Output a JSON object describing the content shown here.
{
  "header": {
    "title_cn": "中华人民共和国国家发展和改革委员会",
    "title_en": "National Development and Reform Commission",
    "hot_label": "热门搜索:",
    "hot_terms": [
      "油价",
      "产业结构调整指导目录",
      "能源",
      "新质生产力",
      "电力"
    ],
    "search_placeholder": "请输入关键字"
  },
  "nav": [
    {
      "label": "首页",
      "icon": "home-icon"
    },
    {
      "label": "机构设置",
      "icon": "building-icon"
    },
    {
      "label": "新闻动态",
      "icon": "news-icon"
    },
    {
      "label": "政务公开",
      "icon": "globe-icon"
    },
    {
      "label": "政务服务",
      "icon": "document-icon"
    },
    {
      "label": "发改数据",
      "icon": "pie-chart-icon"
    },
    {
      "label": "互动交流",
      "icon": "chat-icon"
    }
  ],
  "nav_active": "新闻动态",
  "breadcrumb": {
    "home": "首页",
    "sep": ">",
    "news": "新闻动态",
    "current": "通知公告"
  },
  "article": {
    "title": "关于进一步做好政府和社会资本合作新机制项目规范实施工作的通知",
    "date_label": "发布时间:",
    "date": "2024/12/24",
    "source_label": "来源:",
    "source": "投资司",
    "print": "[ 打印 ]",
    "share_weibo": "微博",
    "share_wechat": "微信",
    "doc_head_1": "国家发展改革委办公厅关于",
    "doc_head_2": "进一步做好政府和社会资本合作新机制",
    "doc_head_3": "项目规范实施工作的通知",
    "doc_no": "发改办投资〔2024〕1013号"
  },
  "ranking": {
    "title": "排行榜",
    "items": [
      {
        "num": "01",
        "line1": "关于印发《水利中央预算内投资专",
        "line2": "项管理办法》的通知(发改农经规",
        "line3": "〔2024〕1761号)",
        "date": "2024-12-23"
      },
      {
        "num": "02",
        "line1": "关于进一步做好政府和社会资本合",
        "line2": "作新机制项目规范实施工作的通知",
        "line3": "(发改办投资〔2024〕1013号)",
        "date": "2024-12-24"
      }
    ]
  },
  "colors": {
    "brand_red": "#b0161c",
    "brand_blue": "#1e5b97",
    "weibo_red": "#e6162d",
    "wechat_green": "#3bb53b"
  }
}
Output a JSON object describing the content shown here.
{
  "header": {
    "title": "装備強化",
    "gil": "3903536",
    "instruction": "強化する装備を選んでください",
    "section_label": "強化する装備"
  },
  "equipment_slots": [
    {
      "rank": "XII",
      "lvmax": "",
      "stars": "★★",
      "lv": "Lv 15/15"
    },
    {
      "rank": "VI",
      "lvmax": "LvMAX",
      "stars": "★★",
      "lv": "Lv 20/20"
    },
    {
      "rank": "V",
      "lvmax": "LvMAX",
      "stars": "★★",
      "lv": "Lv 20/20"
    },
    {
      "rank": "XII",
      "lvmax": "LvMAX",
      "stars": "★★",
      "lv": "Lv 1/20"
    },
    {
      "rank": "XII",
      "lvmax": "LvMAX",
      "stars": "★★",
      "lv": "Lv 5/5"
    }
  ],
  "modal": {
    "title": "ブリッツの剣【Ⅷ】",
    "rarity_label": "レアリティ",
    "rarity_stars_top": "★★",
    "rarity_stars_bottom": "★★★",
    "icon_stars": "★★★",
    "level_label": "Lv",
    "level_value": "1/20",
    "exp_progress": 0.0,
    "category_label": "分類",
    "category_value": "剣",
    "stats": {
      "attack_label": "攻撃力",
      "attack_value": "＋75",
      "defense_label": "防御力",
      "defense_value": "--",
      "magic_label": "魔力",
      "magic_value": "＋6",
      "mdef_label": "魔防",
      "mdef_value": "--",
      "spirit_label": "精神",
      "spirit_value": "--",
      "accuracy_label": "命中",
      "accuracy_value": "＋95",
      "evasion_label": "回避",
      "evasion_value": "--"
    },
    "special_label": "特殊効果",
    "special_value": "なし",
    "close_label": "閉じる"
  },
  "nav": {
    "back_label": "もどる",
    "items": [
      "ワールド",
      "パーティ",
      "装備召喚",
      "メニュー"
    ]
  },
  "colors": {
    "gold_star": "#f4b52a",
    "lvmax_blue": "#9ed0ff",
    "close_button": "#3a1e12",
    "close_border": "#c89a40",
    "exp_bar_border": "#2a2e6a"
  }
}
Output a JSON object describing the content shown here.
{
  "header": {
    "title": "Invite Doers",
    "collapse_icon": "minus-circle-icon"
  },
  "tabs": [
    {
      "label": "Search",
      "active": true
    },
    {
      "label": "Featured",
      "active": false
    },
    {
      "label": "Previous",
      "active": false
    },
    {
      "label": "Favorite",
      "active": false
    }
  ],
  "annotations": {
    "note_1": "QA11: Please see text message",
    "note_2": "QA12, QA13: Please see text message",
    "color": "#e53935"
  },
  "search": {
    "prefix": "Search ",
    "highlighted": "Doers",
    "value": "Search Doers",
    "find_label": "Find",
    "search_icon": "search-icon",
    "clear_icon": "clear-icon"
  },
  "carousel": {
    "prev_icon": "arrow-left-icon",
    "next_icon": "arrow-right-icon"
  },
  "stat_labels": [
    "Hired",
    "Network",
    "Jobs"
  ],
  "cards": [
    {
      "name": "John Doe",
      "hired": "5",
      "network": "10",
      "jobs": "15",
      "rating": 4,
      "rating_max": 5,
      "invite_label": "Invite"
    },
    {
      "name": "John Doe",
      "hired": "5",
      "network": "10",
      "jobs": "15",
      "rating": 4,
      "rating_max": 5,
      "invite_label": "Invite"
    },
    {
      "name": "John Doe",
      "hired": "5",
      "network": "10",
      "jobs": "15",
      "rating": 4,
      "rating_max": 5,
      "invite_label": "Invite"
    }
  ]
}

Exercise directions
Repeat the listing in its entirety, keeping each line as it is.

Response
Output a JSON object describing the content shown here.
{
  "header": {
    "title_cn": "中华人民共和国国家发展和改革委员会",
    "title_en": "National Development and Reform Commission",
    "hot_label": "热门搜索:",
    "hot_terms": [
      "油价",
      "产业结构调整指导目录",
      "能源",
      "新质生产力",
      "电力"
    ],
    "search_placeholder": "请输入关键字"
  },
  "nav": [
    {
      "label": "首页",
      "icon": "home-icon"
    },
    {
      "label": "机构设置",
      "icon": "building-icon"
    },
    {
      "label": "新闻动态",
      "icon": "news-icon"
    },
    {
      "label": "政务公开",
      "icon": "globe-icon"
    },
    {
      "label": "政务服务",
      "icon": "document-icon"
    },
    {
      "label": "发改数据",
      "icon": "pie-chart-icon"
    },
    {
      "label": "互动交流",
      "icon": "chat-icon"
    }
  ],
  "nav_active": "新闻动态",
  "breadcrumb": {
    "home": "首页",
    "sep": ">",
    "news": "新闻动态",
    "current": "通知公告"
  },
  "article": {
    "title": "关于进一步做好政府和社会资本合作新机制项目规范实施工作的通知",
    "date_label": "发布时间:",
    "date": "2024/12/24",
    "source_label": "来源:",
    "source": "投资司",
    "print": "[ 打印 ]",
    "share_weibo": "微博",
    "share_wechat": "微信",
    "doc_head_1": "国家发展改革委办公厅关于",
    "doc_head_2": "进一步做好政府和社会资本合作新机制",
    "doc_head_3": "项目规范实施工作的通知",
    "doc_no": "发改办投资〔2024〕1013号"
  },
  "ranking": {
    "title": "排行榜",
    "items": [
      {
        "num": "01",
        "line1": "关于印发《水利中央预算内投资专",
        "line2": "项管理办法》的通知(发改农经规",
        "line3": "〔2024〕1761号)",
        "date": "2024-12-23"
      },
      {
        "num": "02",
        "line1": "关于进一步做好政府和社会资本合",
        "line2": "作新机制项目规范实施工作的通知",
        "line3": "(发改办投资〔2024〕1013号)",
        "date": "2024-12-24"
      }
    ]
  },
  "colors": {
    "brand_red": "#b0161c",
    "brand_blue": "#1e5b97",
    "weibo_red": "#e6162d",
    "wechat_green": "#3bb53b"
  }
}
Output a JSON object describing the content shown here.
{
  "header": {
    "title": "装備強化",
    "gil": "3903536",
    "instruction": "強化する装備を選んでください",
    "section_label": "強化する装備"
  },
  "equipment_slots": [
    {
      "rank": "XII",
      "lvmax": "",
      "stars": "★★",
      "lv": "Lv 15/15"
    },
    {
      "rank": "VI",
      "lvmax": "LvMAX",
      "stars": "★★",
      "lv": "Lv 20/20"
    },
    {
      "rank": "V",
      "lvmax": "LvMAX",
      "stars": "★★",
      "lv": "Lv 20/20"
    },
    {
      "rank": "XII",
      "lvmax": "LvMAX",
      "stars": "★★",
      "lv": "Lv 1/20"
    },
    {
      "rank": "XII",
      "lvmax": "LvMAX",
      "stars": "★★",
      "lv": "Lv 5/5"
    }
  ],
  "modal": {
    "title": "ブリッツの剣【Ⅷ】",
    "rarity_label": "レアリティ",
    "rarity_stars_top": "★★",
    "rarity_stars_bottom": "★★★",
    "icon_stars": "★★★",
    "level_label": "Lv",
    "level_value": "1/20",
    "exp_progress": 0.0,
    "category_label": "分類",
    "category_value": "剣",
    "stats": {
      "attack_label": "攻撃力",
      "attack_value": "＋75",
      "defense_label": "防御力",
      "defense_value": "--",
      "magic_label": "魔力",
      "magic_value": "＋6",
      "mdef_label": "魔防",
      "mdef_value": "--",
      "spirit_label": "精神",
      "spirit_value": "--",
      "accuracy_label": "命中",
      "accuracy_value": "＋95",
      "evasion_label": "回避",
      "evasion_value": "--"
    },
    "special_label": "特殊効果",
    "special_value": "なし",
    "close_label": "閉じる"
  },
  "nav": {
    "back_label": "もどる",
    "items": [
      "ワールド",
      "パーティ",
      "装備召喚",
      "メニュー"
    ]
  },
  "colors": {
    "gold_star": "#f4b52a",
    "lvmax_blue": "#9ed0ff",
    "close_button": "#3a1e12",
    "close_border": "#c89a40",
    "exp_bar_border": "#2a2e6a"
  }
}
Output a JSON object describing the content shown here.
{
  "header": {
    "title": "Invite Doers",
    "collapse_icon": "minus-circle-icon"
  },
  "tabs": [
    {
      "label": "Search",
      "active": true
    },
    {
      "label": "Featured",
      "active": false
    },
    {
      "label": "Previous",
      "active": false
    },
    {
      "label": "Favorite",
      "active": false
    }
  ],
  "annotations": {
    "note_1": "QA11: Please see text message",
    "note_2": "QA12, QA13: Please see text message",
    "color": "#e53935"
  },
  "search": {
    "prefix": "Search ",
    "highlighted": "Doers",
    "value": "Search Doers",
    "find_label": "Find",
    "search_icon": "search-icon",
    "clear_icon": "clear-icon"
  },
  "carousel": {
    "prev_icon": "arrow-left-icon",
    "next_icon": "arrow-right-icon"
  },
  "stat_labels": [
    "Hired",
    "Network",
    "Jobs"
  ],
  "cards": [
    {
      "name": "John Doe",
      "hired": "5",
      "network": "10",
      "jobs": "15",
      "rating": 4,
      "rating_max": 5,
      "invite_label": "Invite"
    },
    {
      "name": "John Doe",
      "hired": "5",
      "network": "10",
      "jobs": "15",
      "rating": 4,
      "rating_max": 5,
      "invite_label": "Invite"
    },
    {
      "name": "John Doe",
      "hired": "5",
      "network": "10",
      "jobs": "15",
      "rating": 4,
      "rating_max": 5,
      "invite_label": "Invite"
    }
  ]
}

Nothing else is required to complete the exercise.